“The officers charge, tackling him to the floor. The inmate is held down by the weight of the four officers while lying prone. A nearby health practitioner reports later that an officer was kneeling across the inmate’s neck and that his face was purple. The inmate is seen gasping,” Zinger wrote. Some other officers are seen laughing at the inmate on video, he said.
After being handcuffed in the prone position, he was picked up and slammed against a steel door.
“He is searched while restrained in this position. He is then escorted, without incident, to an observation cell,” Zinger wrote.
Zinger wrote that, while still handcuffed, the inmate was forced onto the cell bed in a prone position with his face planted firmly onto the metal surface until his handcuffs were removed.
“The last officer to exit the cell is seen pinning the inmate’s head to the bed and applying a ‘pain compliance’ technique (forceful twisting and stretching of the arm and wrist) to maintain control as he exits the cell,” he wrote.
Zinger is concerned that similar incidents are becoming commonplace at the Millhaven Regional Treatment Centre.
“In 2018-19, my use of force review team identified a trend of inappropriate and/or unnecessary use of force incidents at Millhaven RTC. In the last fiscal year, the proportion of use of force incidents at Millhaven RTC deemed by my office to be inappropriate and/or unnecessary was much higher (28 per cent), compared to the proportion for all institutions (13 per cent). Remove Millhaven RTC from the estimate, and the overall national proportion drops to 9.3 per cent,” according to Zinger.
Zinger said the five treatment centres across Canada accounted for 20 per cent of all use of force incidents reviewed by his office in 2018-19 (296 out of 1,546).
One out of 10 incidents at the treatment centres was deemed unnecessary and/or inappropriate, the report said. Millhaven’s Regional Treatment Centre accounted for 80 per cent of the incidents among all Regional Treatment Centres.

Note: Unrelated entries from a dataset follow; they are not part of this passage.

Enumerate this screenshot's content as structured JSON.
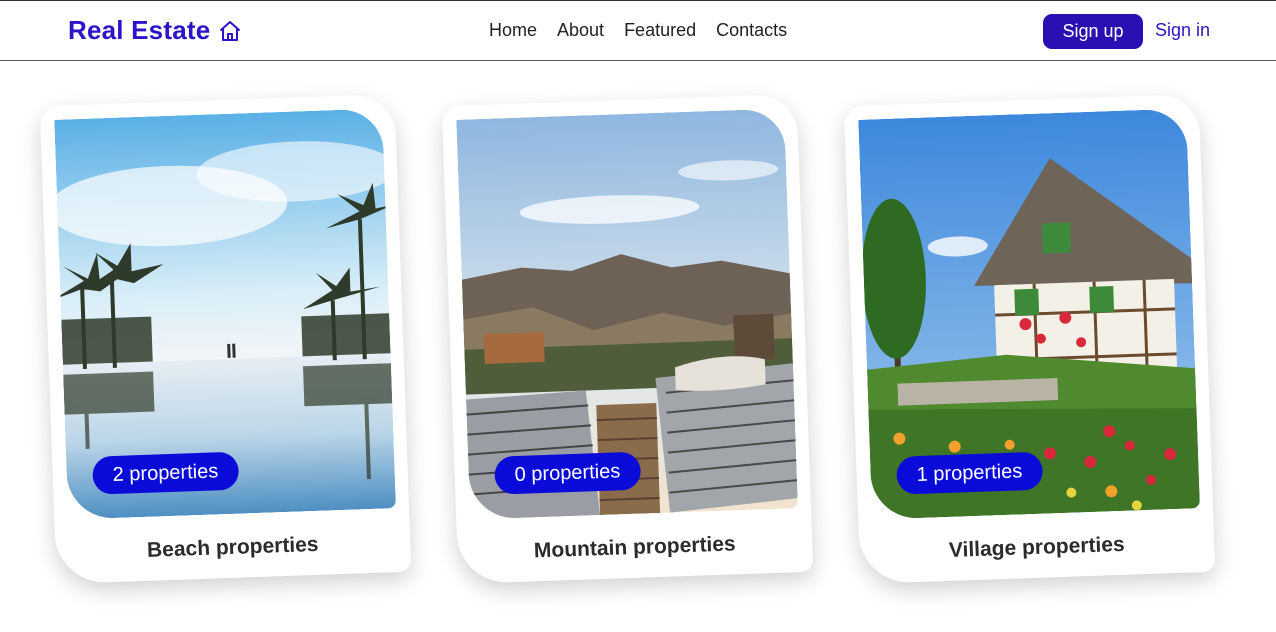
{
  "navbar": {
    "brand": "Real Estate",
    "brand_icon": "home-icon",
    "links": [
      "Home",
      "About",
      "Featured",
      "Contacts"
    ],
    "signup_label": "Sign up",
    "signin_label": "Sign in",
    "colors": {
      "brand": "#2a13c9",
      "signup_bg": "#2a0fb3",
      "badge_bg": "#0b0bd9"
    }
  },
  "cards": [
    {
      "title": "Beach properties",
      "badge": "2 properties",
      "image": "beach-photo"
    },
    {
      "title": "Mountain properties",
      "badge": "0 properties",
      "image": "mountain-photo"
    },
    {
      "title": "Village properties",
      "badge": "1 properties",
      "image": "village-photo"
    }
  ]
}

Zinger recommends that CSC ensure security staff working in a Regional Treatment Centre be carefully recruited, suitably selected, properly trained and fully competent to carry out their duties in a secure psychiatric hospital environment.
Zinger also said the officers involved in the incident faced disciplinary action from CSC, actions that he considers important accountability measures.
“As RTCs are psychiatric facilities treating patients, every effort should be made to ensure force is used only when necessary,” he said.
The report doesn’t state if the inmate received any injuries or incurred further discipline from the institution.
CSC would not disclose specifics related to injuries to the inmate or disciplinary action to the officer.
The correctional service said it had committed to completing an evaluation of the engagement and intervention model in response to Zinger’s 2017-18 annual report.
“The evaluation is currently being undertaken and will provide information on achievements against expected results, including those at treatment centres,” CSC said.
CSC also said there is an opportunity to look at security and health services protocols related to de-escalation and intervention activities.
Of the 5,251 complaints registered with the correctional investigator’s office, the most popular complaint with offenders was health-care issues, at 677, followed by 508 staff complaints and 392 complaints about the conditions of offenders’ cells.
Out of local area institutions, Millhaven received the most offender complaints, with 148, followed by the Joyceville assessment unit, at 109, Collins Bay Institution, at 71, and Joyceville Institution, with 55.